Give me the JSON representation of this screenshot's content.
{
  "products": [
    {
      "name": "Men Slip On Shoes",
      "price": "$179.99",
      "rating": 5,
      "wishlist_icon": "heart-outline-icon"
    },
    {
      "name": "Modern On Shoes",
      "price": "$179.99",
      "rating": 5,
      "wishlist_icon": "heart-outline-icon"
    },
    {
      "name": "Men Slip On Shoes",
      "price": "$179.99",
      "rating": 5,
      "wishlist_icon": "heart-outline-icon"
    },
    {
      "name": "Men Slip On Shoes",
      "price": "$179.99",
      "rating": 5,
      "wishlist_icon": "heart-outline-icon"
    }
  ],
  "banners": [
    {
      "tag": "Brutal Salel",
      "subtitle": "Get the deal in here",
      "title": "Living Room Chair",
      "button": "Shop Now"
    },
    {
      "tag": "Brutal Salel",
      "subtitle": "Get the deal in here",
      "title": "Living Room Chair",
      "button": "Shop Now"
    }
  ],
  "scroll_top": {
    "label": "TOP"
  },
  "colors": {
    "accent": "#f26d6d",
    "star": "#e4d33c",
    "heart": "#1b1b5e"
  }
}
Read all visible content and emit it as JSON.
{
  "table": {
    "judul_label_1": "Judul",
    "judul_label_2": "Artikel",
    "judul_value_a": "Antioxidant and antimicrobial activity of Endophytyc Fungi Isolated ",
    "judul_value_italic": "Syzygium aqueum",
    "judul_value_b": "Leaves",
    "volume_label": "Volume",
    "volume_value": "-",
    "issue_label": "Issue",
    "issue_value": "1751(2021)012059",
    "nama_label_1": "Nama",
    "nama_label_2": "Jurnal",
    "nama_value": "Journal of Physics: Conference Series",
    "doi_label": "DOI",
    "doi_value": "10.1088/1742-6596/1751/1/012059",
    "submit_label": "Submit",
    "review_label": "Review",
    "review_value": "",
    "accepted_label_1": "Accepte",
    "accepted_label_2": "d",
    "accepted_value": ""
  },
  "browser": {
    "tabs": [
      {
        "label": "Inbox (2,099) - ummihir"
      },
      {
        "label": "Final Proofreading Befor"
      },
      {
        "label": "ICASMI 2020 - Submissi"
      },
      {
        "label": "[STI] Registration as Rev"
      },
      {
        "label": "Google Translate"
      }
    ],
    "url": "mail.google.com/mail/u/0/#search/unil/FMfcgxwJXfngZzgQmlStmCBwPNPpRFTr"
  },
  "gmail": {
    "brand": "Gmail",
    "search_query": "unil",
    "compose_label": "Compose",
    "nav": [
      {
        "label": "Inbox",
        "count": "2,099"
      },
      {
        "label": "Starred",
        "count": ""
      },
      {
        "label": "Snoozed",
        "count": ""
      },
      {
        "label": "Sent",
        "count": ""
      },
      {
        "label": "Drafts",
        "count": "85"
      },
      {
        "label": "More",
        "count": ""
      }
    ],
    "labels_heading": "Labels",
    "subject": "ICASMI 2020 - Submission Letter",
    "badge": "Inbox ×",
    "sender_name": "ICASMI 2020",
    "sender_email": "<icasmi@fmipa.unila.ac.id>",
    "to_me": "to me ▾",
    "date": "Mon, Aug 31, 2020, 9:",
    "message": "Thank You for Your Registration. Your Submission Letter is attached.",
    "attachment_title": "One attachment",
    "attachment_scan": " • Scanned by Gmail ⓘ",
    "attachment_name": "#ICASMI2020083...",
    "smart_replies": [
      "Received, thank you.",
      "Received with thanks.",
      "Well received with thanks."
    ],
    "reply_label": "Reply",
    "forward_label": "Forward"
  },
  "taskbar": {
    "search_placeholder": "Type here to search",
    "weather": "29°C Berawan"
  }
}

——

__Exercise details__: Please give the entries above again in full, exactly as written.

__Result__:
Give me the JSON representation of this screenshot's content.
{
  "products": [
    {
      "name": "Men Slip On Shoes",
      "price": "$179.99",
      "rating": 5,
      "wishlist_icon": "heart-outline-icon"
    },
    {
      "name": "Modern On Shoes",
      "price": "$179.99",
      "rating": 5,
      "wishlist_icon": "heart-outline-icon"
    },
    {
      "name": "Men Slip On Shoes",
      "price": "$179.99",
      "rating": 5,
      "wishlist_icon": "heart-outline-icon"
    },
    {
      "name": "Men Slip On Shoes",
      "price": "$179.99",
      "rating": 5,
      "wishlist_icon": "heart-outline-icon"
    }
  ],
  "banners": [
    {
      "tag": "Brutal Salel",
      "subtitle": "Get the deal in here",
      "title": "Living Room Chair",
      "button": "Shop Now"
    },
    {
      "tag": "Brutal Salel",
      "subtitle": "Get the deal in here",
      "title": "Living Room Chair",
      "button": "Shop Now"
    }
  ],
  "scroll_top": {
    "label": "TOP"
  },
  "colors": {
    "accent": "#f26d6d",
    "star": "#e4d33c",
    "heart": "#1b1b5e"
  }
}
Read all visible content and emit it as JSON.
{
  "table": {
    "judul_label_1": "Judul",
    "judul_label_2": "Artikel",
    "judul_value_a": "Antioxidant and antimicrobial activity of Endophytyc Fungi Isolated ",
    "judul_value_italic": "Syzygium aqueum",
    "judul_value_b": "Leaves",
    "volume_label": "Volume",
    "volume_value": "-",
    "issue_label": "Issue",
    "issue_value": "1751(2021)012059",
    "nama_label_1": "Nama",
    "nama_label_2": "Jurnal",
    "nama_value": "Journal of Physics: Conference Series",
    "doi_label": "DOI",
    "doi_value": "10.1088/1742-6596/1751/1/012059",
    "submit_label": "Submit",
    "review_label": "Review",
    "review_value": "",
    "accepted_label_1": "Accepte",
    "accepted_label_2": "d",
    "accepted_value": ""
  },
  "browser": {
    "tabs": [
      {
        "label": "Inbox (2,099) - ummihir"
      },
      {
        "label": "Final Proofreading Befor"
      },
      {
        "label": "ICASMI 2020 - Submissi"
      },
      {
        "label": "[STI] Registration as Rev"
      },
      {
        "label": "Google Translate"
      }
    ],
    "url": "mail.google.com/mail/u/0/#search/unil/FMfcgxwJXfngZzgQmlStmCBwPNPpRFTr"
  },
  "gmail": {
    "brand": "Gmail",
    "search_query": "unil",
    "compose_label": "Compose",
    "nav": [
      {
        "label": "Inbox",
        "count": "2,099"
      },
      {
        "label": "Starred",
        "count": ""
      },
      {
        "label": "Snoozed",
        "count": ""
      },
      {
        "label": "Sent",
        "count": ""
      },
      {
        "label": "Drafts",
        "count": "85"
      },
      {
        "label": "More",
        "count": ""
      }
    ],
    "labels_heading": "Labels",
    "subject": "ICASMI 2020 - Submission Letter",
    "badge": "Inbox ×",
    "sender_name": "ICASMI 2020",
    "sender_email": "<icasmi@fmipa.unila.ac.id>",
    "to_me": "to me ▾",
    "date": "Mon, Aug 31, 2020, 9:",
    "message": "Thank You for Your Registration. Your Submission Letter is attached.",
    "attachment_title": "One attachment",
    "attachment_scan": " • Scanned by Gmail ⓘ",
    "attachment_name": "#ICASMI2020083...",
    "smart_replies": [
      "Received, thank you.",
      "Received with thanks.",
      "Well received with thanks."
    ],
    "reply_label": "Reply",
    "forward_label": "Forward"
  },
  "taskbar": {
    "search_placeholder": "Type here to search",
    "weather": "29°C Berawan"
  }
}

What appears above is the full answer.